=== EXTRACTED DATA ===
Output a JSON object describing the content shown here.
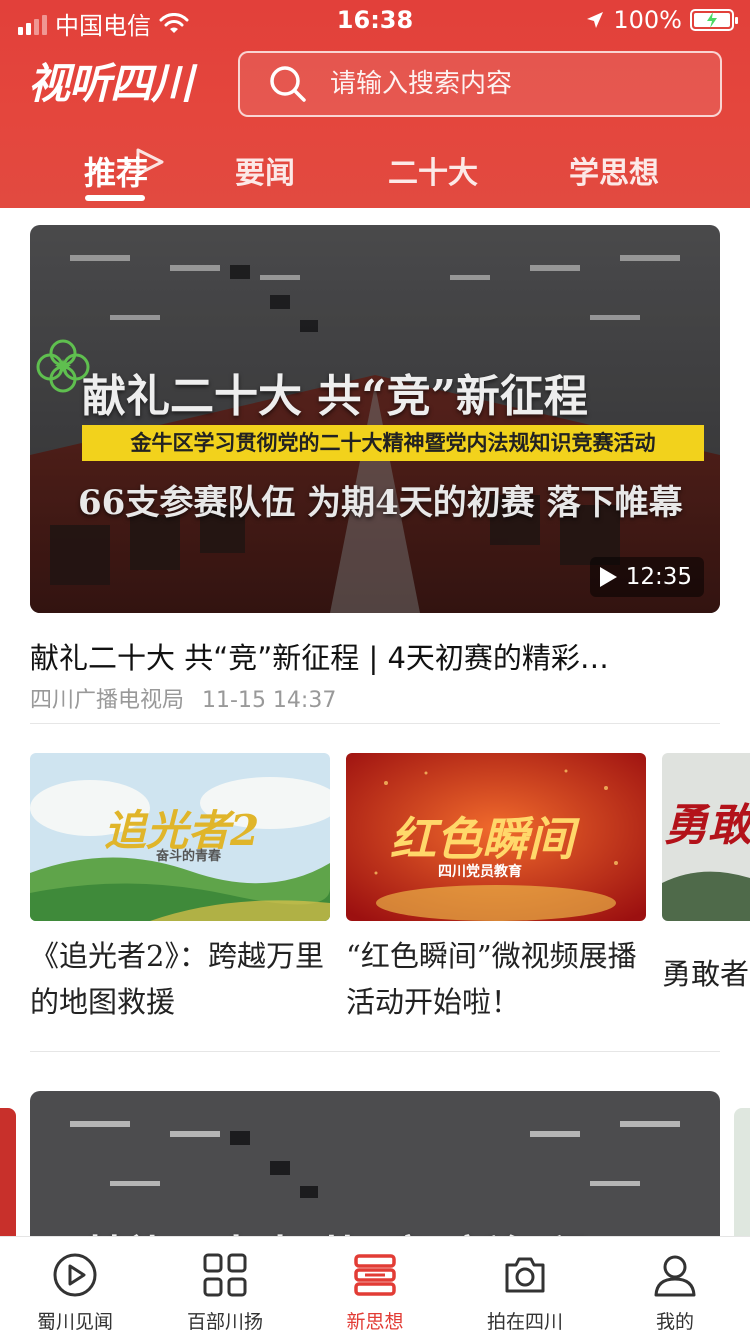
{
  "status_bar": {
    "carrier": "中国电信",
    "time": "16:38",
    "battery": "100%"
  },
  "header": {
    "logo": "视听四川",
    "search": {
      "placeholder": "请输入搜索内容"
    },
    "tabs": [
      {
        "label": "推荐",
        "active": true
      },
      {
        "label": "要闻",
        "active": false
      },
      {
        "label": "二十大",
        "active": false
      },
      {
        "label": "学思想",
        "active": false
      }
    ]
  },
  "feed": {
    "hero": {
      "overlay_title": "献礼二十大 共“竞”新征程",
      "overlay_banner": "金牛区学习贯彻党的二十大精神暨党内法规知识竞赛活动",
      "overlay_sub": "66支参赛队伍 为期4天的初赛 落下帷幕",
      "duration": "12:35",
      "title": "献礼二十大 共“竞”新征程 | 4天初赛的精彩…",
      "source": "四川广播电视局",
      "date": "11-15 14:37"
    },
    "cards": [
      {
        "thumb_text": "追光者2",
        "thumb_sub": "奋斗的青春",
        "title": "《追光者2》：跨越万里的地图救援"
      },
      {
        "thumb_text": "红色瞬间",
        "thumb_sub": "四川党员教育",
        "title": "“红色瞬间”微视频展播活动开始啦！"
      },
      {
        "thumb_text": "勇敢",
        "title": "勇敢者"
      }
    ],
    "hero2": {
      "overlay_title": "献礼二十大 共“竞”新征程"
    }
  },
  "bottom_nav": [
    {
      "label": "蜀川见闻",
      "icon": "play-circle-icon",
      "active": false
    },
    {
      "label": "百部川扬",
      "icon": "grid-icon",
      "active": false
    },
    {
      "label": "新思想",
      "icon": "book-stack-icon",
      "active": true
    },
    {
      "label": "拍在四川",
      "icon": "camera-icon",
      "active": false
    },
    {
      "label": "我的",
      "icon": "user-icon",
      "active": false
    }
  ],
  "colors": {
    "brand_red": "#e2403a",
    "banner_yellow": "#f2d21c",
    "active_nav": "#e23c35"
  }
}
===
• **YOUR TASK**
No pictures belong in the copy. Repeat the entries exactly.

• **TASK RESULT**
Output a JSON object describing the content shown here.
{
  "status_bar": {
    "carrier": "中国电信",
    "time": "16:38",
    "battery": "100%"
  },
  "header": {
    "logo": "视听四川",
    "search": {
      "placeholder": "请输入搜索内容"
    },
    "tabs": [
      {
        "label": "推荐",
        "active": true
      },
      {
        "label": "要闻",
        "active": false
      },
      {
        "label": "二十大",
        "active": false
      },
      {
        "label": "学思想",
        "active": false
      }
    ]
  },
  "feed": {
    "hero": {
      "overlay_title": "献礼二十大 共“竞”新征程",
      "overlay_banner": "金牛区学习贯彻党的二十大精神暨党内法规知识竞赛活动",
      "overlay_sub": "66支参赛队伍 为期4天的初赛 落下帷幕",
      "duration": "12:35",
      "title": "献礼二十大 共“竞”新征程 | 4天初赛的精彩…",
      "source": "四川广播电视局",
      "date": "11-15 14:37"
    },
    "cards": [
      {
        "thumb_text": "追光者2",
        "thumb_sub": "奋斗的青春",
        "title": "《追光者2》：跨越万里的地图救援"
      },
      {
        "thumb_text": "红色瞬间",
        "thumb_sub": "四川党员教育",
        "title": "“红色瞬间”微视频展播活动开始啦！"
      },
      {
        "thumb_text": "勇敢",
        "title": "勇敢者"
      }
    ],
    "hero2": {
      "overlay_title": "献礼二十大 共“竞”新征程"
    }
  },
  "bottom_nav": [
    {
      "label": "蜀川见闻",
      "icon": "play-circle-icon",
      "active": false
    },
    {
      "label": "百部川扬",
      "icon": "grid-icon",
      "active": false
    },
    {
      "label": "新思想",
      "icon": "book-stack-icon",
      "active": true
    },
    {
      "label": "拍在四川",
      "icon": "camera-icon",
      "active": false
    },
    {
      "label": "我的",
      "icon": "user-icon",
      "active": false
    }
  ],
  "colors": {
    "brand_red": "#e2403a",
    "banner_yellow": "#f2d21c",
    "active_nav": "#e23c35"
  }
}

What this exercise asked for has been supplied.